(Data records for software interfaces)
* * * * * * * * *

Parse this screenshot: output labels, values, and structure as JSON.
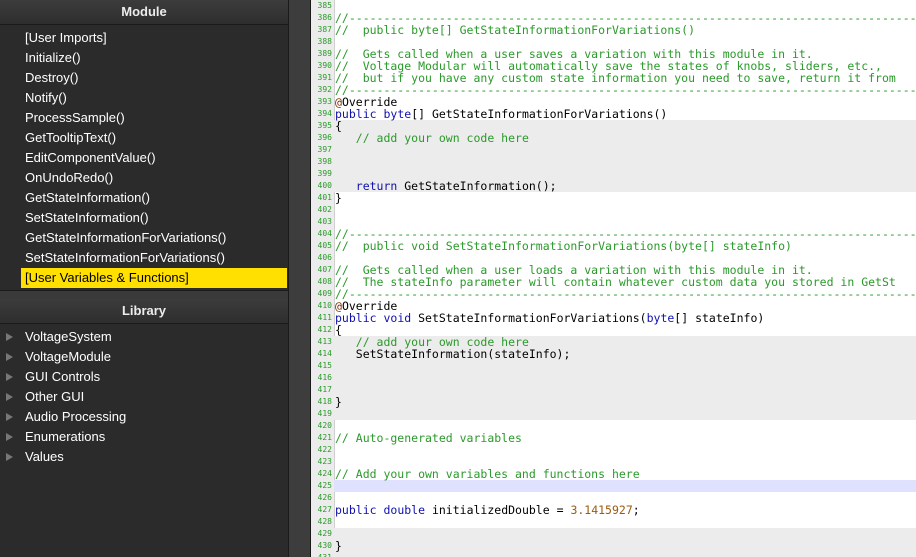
{
  "module_panel": {
    "title": "Module",
    "items": [
      "[User Imports]",
      "Initialize()",
      "Destroy()",
      "Notify()",
      "ProcessSample()",
      "GetTooltipText()",
      "EditComponentValue()",
      "OnUndoRedo()",
      "GetStateInformation()",
      "SetStateInformation()",
      "GetStateInformationForVariations()",
      "SetStateInformationForVariations()",
      "[User Variables & Functions]"
    ],
    "selected": "[User Variables & Functions]"
  },
  "library_panel": {
    "title": "Library",
    "items": [
      "VoltageSystem",
      "VoltageModule",
      "GUI Controls",
      "Other GUI",
      "Audio Processing",
      "Enumerations",
      "Values"
    ]
  },
  "editor": {
    "lines": [
      {
        "n": "385",
        "t": ""
      },
      {
        "n": "386",
        "t": "//-----------------------------------------------------------------------------------------"
      },
      {
        "n": "387",
        "t": "//  public byte[] GetStateInformationForVariations()"
      },
      {
        "n": "388",
        "t": ""
      },
      {
        "n": "389",
        "t": "//  Gets called when a user saves a variation with this module in it."
      },
      {
        "n": "390",
        "t": "//  Voltage Modular will automatically save the states of knobs, sliders, etc.,"
      },
      {
        "n": "391",
        "t": "//  but if you have any custom state information you need to save, return it from"
      },
      {
        "n": "392",
        "t": "//-----------------------------------------------------------------------------------------"
      },
      {
        "n": "393",
        "t": "@Override"
      },
      {
        "n": "394",
        "t": "public byte[] GetStateInformationForVariations()"
      },
      {
        "n": "395",
        "t": "{"
      },
      {
        "n": "396",
        "t": "   // add your own code here"
      },
      {
        "n": "397",
        "t": ""
      },
      {
        "n": "398",
        "t": ""
      },
      {
        "n": "399",
        "t": ""
      },
      {
        "n": "400",
        "t": "   return GetStateInformation();"
      },
      {
        "n": "401",
        "t": "}"
      },
      {
        "n": "402",
        "t": ""
      },
      {
        "n": "403",
        "t": ""
      },
      {
        "n": "404",
        "t": "//-----------------------------------------------------------------------------------------"
      },
      {
        "n": "405",
        "t": "//  public void SetStateInformationForVariations(byte[] stateInfo)"
      },
      {
        "n": "406",
        "t": ""
      },
      {
        "n": "407",
        "t": "//  Gets called when a user loads a variation with this module in it."
      },
      {
        "n": "408",
        "t": "//  The stateInfo parameter will contain whatever custom data you stored in GetSt"
      },
      {
        "n": "409",
        "t": "//-----------------------------------------------------------------------------------------"
      },
      {
        "n": "410",
        "t": "@Override"
      },
      {
        "n": "411",
        "t": "public void SetStateInformationForVariations(byte[] stateInfo)"
      },
      {
        "n": "412",
        "t": "{"
      },
      {
        "n": "413",
        "t": "   // add your own code here"
      },
      {
        "n": "414",
        "t": "   SetStateInformation(stateInfo);"
      },
      {
        "n": "415",
        "t": ""
      },
      {
        "n": "416",
        "t": ""
      },
      {
        "n": "417",
        "t": ""
      },
      {
        "n": "418",
        "t": "}"
      },
      {
        "n": "419",
        "t": ""
      },
      {
        "n": "420",
        "t": ""
      },
      {
        "n": "421",
        "t": "// Auto-generated variables"
      },
      {
        "n": "422",
        "t": ""
      },
      {
        "n": "423",
        "t": ""
      },
      {
        "n": "424",
        "t": "// Add your own variables and functions here"
      },
      {
        "n": "425",
        "t": ""
      },
      {
        "n": "426",
        "t": ""
      },
      {
        "n": "427",
        "t": "public double initializedDouble = 3.1415927;"
      },
      {
        "n": "428",
        "t": ""
      },
      {
        "n": "429",
        "t": ""
      },
      {
        "n": "430",
        "t": "}"
      },
      {
        "n": "431",
        "t": ""
      }
    ]
  },
  "colors": {
    "selected_bg": "#ffe000",
    "comment": "#2a9a2a",
    "keyword": "#1010b0",
    "annotation": "#7a2a00",
    "number": "#9a5a10",
    "line_numbers": "#2a9a2a",
    "shaded_block": "#ececec",
    "cursor_line": "#e0e0ff"
  }
}
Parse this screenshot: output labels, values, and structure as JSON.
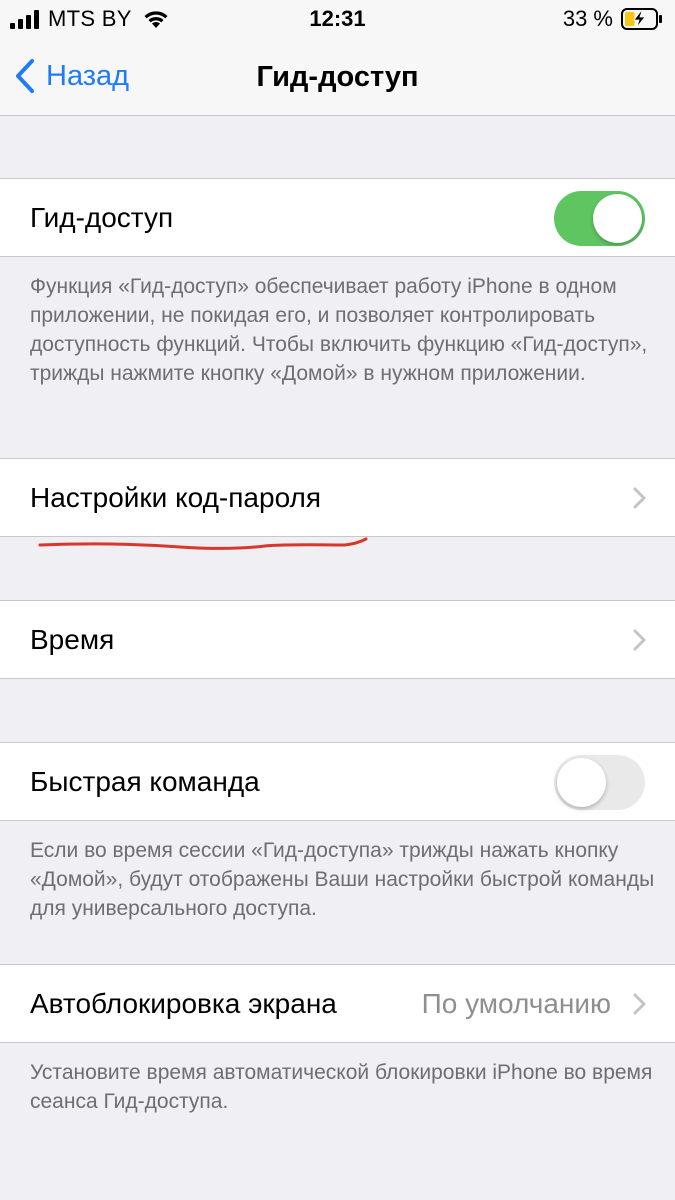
{
  "status_bar": {
    "carrier": "MTS BY",
    "time": "12:31",
    "battery_percent": "33 %",
    "battery_level": 0.33,
    "icons": [
      "signal-icon",
      "wifi-icon",
      "battery-charging-icon"
    ]
  },
  "nav": {
    "back_label": "Назад",
    "title": "Гид-доступ"
  },
  "guided_access": {
    "label": "Гид-доступ",
    "enabled": true,
    "footer": "Функция «Гид-доступ» обеспечивает работу iPhone в одном приложении, не покидая его, и позволяет контролировать доступность функций. Чтобы включить функцию «Гид-доступ», трижды нажмите кнопку «Домой» в нужном приложении."
  },
  "passcode_settings": {
    "label": "Настройки код-пароля"
  },
  "time_limits": {
    "label": "Время"
  },
  "accessibility_shortcut": {
    "label": "Быстрая команда",
    "enabled": false,
    "footer": "Если во время сессии «Гид-доступа» трижды нажать кнопку «Домой», будут отображены Ваши настройки быстрой команды для универсального доступа."
  },
  "auto_lock": {
    "label": "Автоблокировка экрана",
    "value": "По умолчанию",
    "footer": "Установите время автоматической блокировки iPhone во время сеанса Гид-доступа."
  },
  "colors": {
    "accent": "#1f7bf6",
    "toggle_on": "#5fc561",
    "annotation": "#d9372b"
  }
}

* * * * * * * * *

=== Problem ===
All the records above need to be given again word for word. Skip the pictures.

=== Response to the exercise ===
Parse this screenshot: output labels, values, and structure as JSON.
{
  "module_panel": {
    "title": "Module",
    "items": [
      "[User Imports]",
      "Initialize()",
      "Destroy()",
      "Notify()",
      "ProcessSample()",
      "GetTooltipText()",
      "EditComponentValue()",
      "OnUndoRedo()",
      "GetStateInformation()",
      "SetStateInformation()",
      "GetStateInformationForVariations()",
      "SetStateInformationForVariations()",
      "[User Variables & Functions]"
    ],
    "selected": "[User Variables & Functions]"
  },
  "library_panel": {
    "title": "Library",
    "items": [
      "VoltageSystem",
      "VoltageModule",
      "GUI Controls",
      "Other GUI",
      "Audio Processing",
      "Enumerations",
      "Values"
    ]
  },
  "editor": {
    "lines": [
      {
        "n": "385",
        "t": ""
      },
      {
        "n": "386",
        "t": "//-----------------------------------------------------------------------------------------"
      },
      {
        "n": "387",
        "t": "//  public byte[] GetStateInformationForVariations()"
      },
      {
        "n": "388",
        "t": ""
      },
      {
        "n": "389",
        "t": "//  Gets called when a user saves a variation with this module in it."
      },
      {
        "n": "390",
        "t": "//  Voltage Modular will automatically save the states of knobs, sliders, etc.,"
      },
      {
        "n": "391",
        "t": "//  but if you have any custom state information you need to save, return it from"
      },
      {
        "n": "392",
        "t": "//-----------------------------------------------------------------------------------------"
      },
      {
        "n": "393",
        "t": "@Override"
      },
      {
        "n": "394",
        "t": "public byte[] GetStateInformationForVariations()"
      },
      {
        "n": "395",
        "t": "{"
      },
      {
        "n": "396",
        "t": "   // add your own code here"
      },
      {
        "n": "397",
        "t": ""
      },
      {
        "n": "398",
        "t": ""
      },
      {
        "n": "399",
        "t": ""
      },
      {
        "n": "400",
        "t": "   return GetStateInformation();"
      },
      {
        "n": "401",
        "t": "}"
      },
      {
        "n": "402",
        "t": ""
      },
      {
        "n": "403",
        "t": ""
      },
      {
        "n": "404",
        "t": "//-----------------------------------------------------------------------------------------"
      },
      {
        "n": "405",
        "t": "//  public void SetStateInformationForVariations(byte[] stateInfo)"
      },
      {
        "n": "406",
        "t": ""
      },
      {
        "n": "407",
        "t": "//  Gets called when a user loads a variation with this module in it."
      },
      {
        "n": "408",
        "t": "//  The stateInfo parameter will contain whatever custom data you stored in GetSt"
      },
      {
        "n": "409",
        "t": "//-----------------------------------------------------------------------------------------"
      },
      {
        "n": "410",
        "t": "@Override"
      },
      {
        "n": "411",
        "t": "public void SetStateInformationForVariations(byte[] stateInfo)"
      },
      {
        "n": "412",
        "t": "{"
      },
      {
        "n": "413",
        "t": "   // add your own code here"
      },
      {
        "n": "414",
        "t": "   SetStateInformation(stateInfo);"
      },
      {
        "n": "415",
        "t": ""
      },
      {
        "n": "416",
        "t": ""
      },
      {
        "n": "417",
        "t": ""
      },
      {
        "n": "418",
        "t": "}"
      },
      {
        "n": "419",
        "t": ""
      },
      {
        "n": "420",
        "t": ""
      },
      {
        "n": "421",
        "t": "// Auto-generated variables"
      },
      {
        "n": "422",
        "t": ""
      },
      {
        "n": "423",
        "t": ""
      },
      {
        "n": "424",
        "t": "// Add your own variables and functions here"
      },
      {
        "n": "425",
        "t": ""
      },
      {
        "n": "426",
        "t": ""
      },
      {
        "n": "427",
        "t": "public double initializedDouble = 3.1415927;"
      },
      {
        "n": "428",
        "t": ""
      },
      {
        "n": "429",
        "t": ""
      },
      {
        "n": "430",
        "t": "}"
      },
      {
        "n": "431",
        "t": ""
      }
    ]
  },
  "colors": {
    "selected_bg": "#ffe000",
    "comment": "#2a9a2a",
    "keyword": "#1010b0",
    "annotation": "#7a2a00",
    "number": "#9a5a10",
    "line_numbers": "#2a9a2a",
    "shaded_block": "#ececec",
    "cursor_line": "#e0e0ff"
  }
}
Parse this screenshot: output labels, values, and structure as JSON.
{
  "status_bar": {
    "carrier": "MTS BY",
    "time": "12:31",
    "battery_percent": "33 %",
    "battery_level": 0.33,
    "icons": [
      "signal-icon",
      "wifi-icon",
      "battery-charging-icon"
    ]
  },
  "nav": {
    "back_label": "Назад",
    "title": "Гид-доступ"
  },
  "guided_access": {
    "label": "Гид-доступ",
    "enabled": true,
    "footer": "Функция «Гид-доступ» обеспечивает работу iPhone в одном приложении, не покидая его, и позволяет контролировать доступность функций. Чтобы включить функцию «Гид-доступ», трижды нажмите кнопку «Домой» в нужном приложении."
  },
  "passcode_settings": {
    "label": "Настройки код-пароля"
  },
  "time_limits": {
    "label": "Время"
  },
  "accessibility_shortcut": {
    "label": "Быстрая команда",
    "enabled": false,
    "footer": "Если во время сессии «Гид-доступа» трижды нажать кнопку «Домой», будут отображены Ваши настройки быстрой команды для универсального доступа."
  },
  "auto_lock": {
    "label": "Автоблокировка экрана",
    "value": "По умолчанию",
    "footer": "Установите время автоматической блокировки iPhone во время сеанса Гид-доступа."
  },
  "colors": {
    "accent": "#1f7bf6",
    "toggle_on": "#5fc561",
    "annotation": "#d9372b"
  }
}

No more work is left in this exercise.